“We want young people to understand we all have similarities,” said Mia Farrell, interim director of diversity. “This workshop was an opportunity for them to examine their experiences and to share those with their peers who may or may not look like them.”

That is exactly what Clay Comer, a State 4-H Teen Council member from Clark County got out of the minor.

“This conference helps put you in a situation where you are a little uncomfortable at first, but you learn a whole lot,” Comer said. “It has helped me be more comfortable around people who may seem different at first. I’ve also learned that I’m very lucky, because there are a lot of people in the world who don’t have the advantages that I do.”

Breanna Burkhead is an at-large State 4-H Teen Council member from Garrard County. At-large members help diversify the council and represent an underrepresented audience. Burkhead represents her Native American heritage. In addition to serving on the council, Burkhead also enjoys learning about other cultures and participates in 4-H International Programs, serving as a host for a Japanese 4-H’er last year and traveling to South Korea this year. While diversity is nothing new to her, she gained valuable insight from the training.

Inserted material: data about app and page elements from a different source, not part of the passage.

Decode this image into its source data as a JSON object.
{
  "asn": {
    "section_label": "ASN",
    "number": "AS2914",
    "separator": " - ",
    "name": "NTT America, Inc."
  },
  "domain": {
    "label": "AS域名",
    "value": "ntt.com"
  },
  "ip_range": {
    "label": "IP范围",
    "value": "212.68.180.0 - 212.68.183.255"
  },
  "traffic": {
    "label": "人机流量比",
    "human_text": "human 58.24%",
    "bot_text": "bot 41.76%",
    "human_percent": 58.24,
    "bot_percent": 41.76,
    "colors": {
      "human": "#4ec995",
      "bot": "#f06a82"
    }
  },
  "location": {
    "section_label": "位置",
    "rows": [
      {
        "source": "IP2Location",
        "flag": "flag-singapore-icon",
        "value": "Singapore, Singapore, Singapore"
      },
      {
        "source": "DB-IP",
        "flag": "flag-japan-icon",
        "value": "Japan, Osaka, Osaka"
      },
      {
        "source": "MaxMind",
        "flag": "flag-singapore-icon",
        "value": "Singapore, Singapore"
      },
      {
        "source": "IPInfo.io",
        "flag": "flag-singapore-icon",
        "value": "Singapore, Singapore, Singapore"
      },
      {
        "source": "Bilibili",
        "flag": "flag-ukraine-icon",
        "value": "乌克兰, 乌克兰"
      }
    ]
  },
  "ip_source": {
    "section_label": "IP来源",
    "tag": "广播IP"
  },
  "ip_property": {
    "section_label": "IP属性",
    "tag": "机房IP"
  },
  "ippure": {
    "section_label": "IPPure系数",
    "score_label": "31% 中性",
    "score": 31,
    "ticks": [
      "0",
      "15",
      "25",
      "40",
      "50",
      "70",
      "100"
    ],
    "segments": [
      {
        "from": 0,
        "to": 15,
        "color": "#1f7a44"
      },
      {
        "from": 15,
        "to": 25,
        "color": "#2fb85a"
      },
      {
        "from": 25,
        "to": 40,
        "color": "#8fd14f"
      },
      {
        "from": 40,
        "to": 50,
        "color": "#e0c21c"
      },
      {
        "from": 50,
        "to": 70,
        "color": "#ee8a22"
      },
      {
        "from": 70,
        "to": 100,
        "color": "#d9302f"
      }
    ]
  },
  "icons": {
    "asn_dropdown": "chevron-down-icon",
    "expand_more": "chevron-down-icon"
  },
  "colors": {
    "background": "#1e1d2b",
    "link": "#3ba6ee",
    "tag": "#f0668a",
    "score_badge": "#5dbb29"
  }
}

“I learned that sometimes we don’t see eye to eye on things,” she said. “This workshop taught me that it’s ok to be different and it’s ok to accept that. Leaders should be able to include everyone and be respectful of their differences.”

As part of the training, leaders from the college’s MANRRS organization spoke to the 4-H’ers about the Jr. MANNRS organization. Currently, 4-H has five Jr. MANRRS clubs throughout the state. Jr. MANRRS helps young people from diverse backgrounds learn about career opportunities in agricultural industries and provides many career preparation skills.

“Through MANRRS, I have learned my purpose and passion of helping others, and I want to take those passions and empower individuals to reach their fullest potential,” said Persia Woodard, vice president of UK MANRRS and a senior merchandising, apparel and textiles major. “I am excited to be here today, because I love working with youth. I believe it is important to be a leader in your community and give back to others, just as my advisor Ms. Antomia Farrell has done for our community and chapter.”

Contact: 

Rachel Noble, 859-218-0991; Mia Farrell, 859-218-4800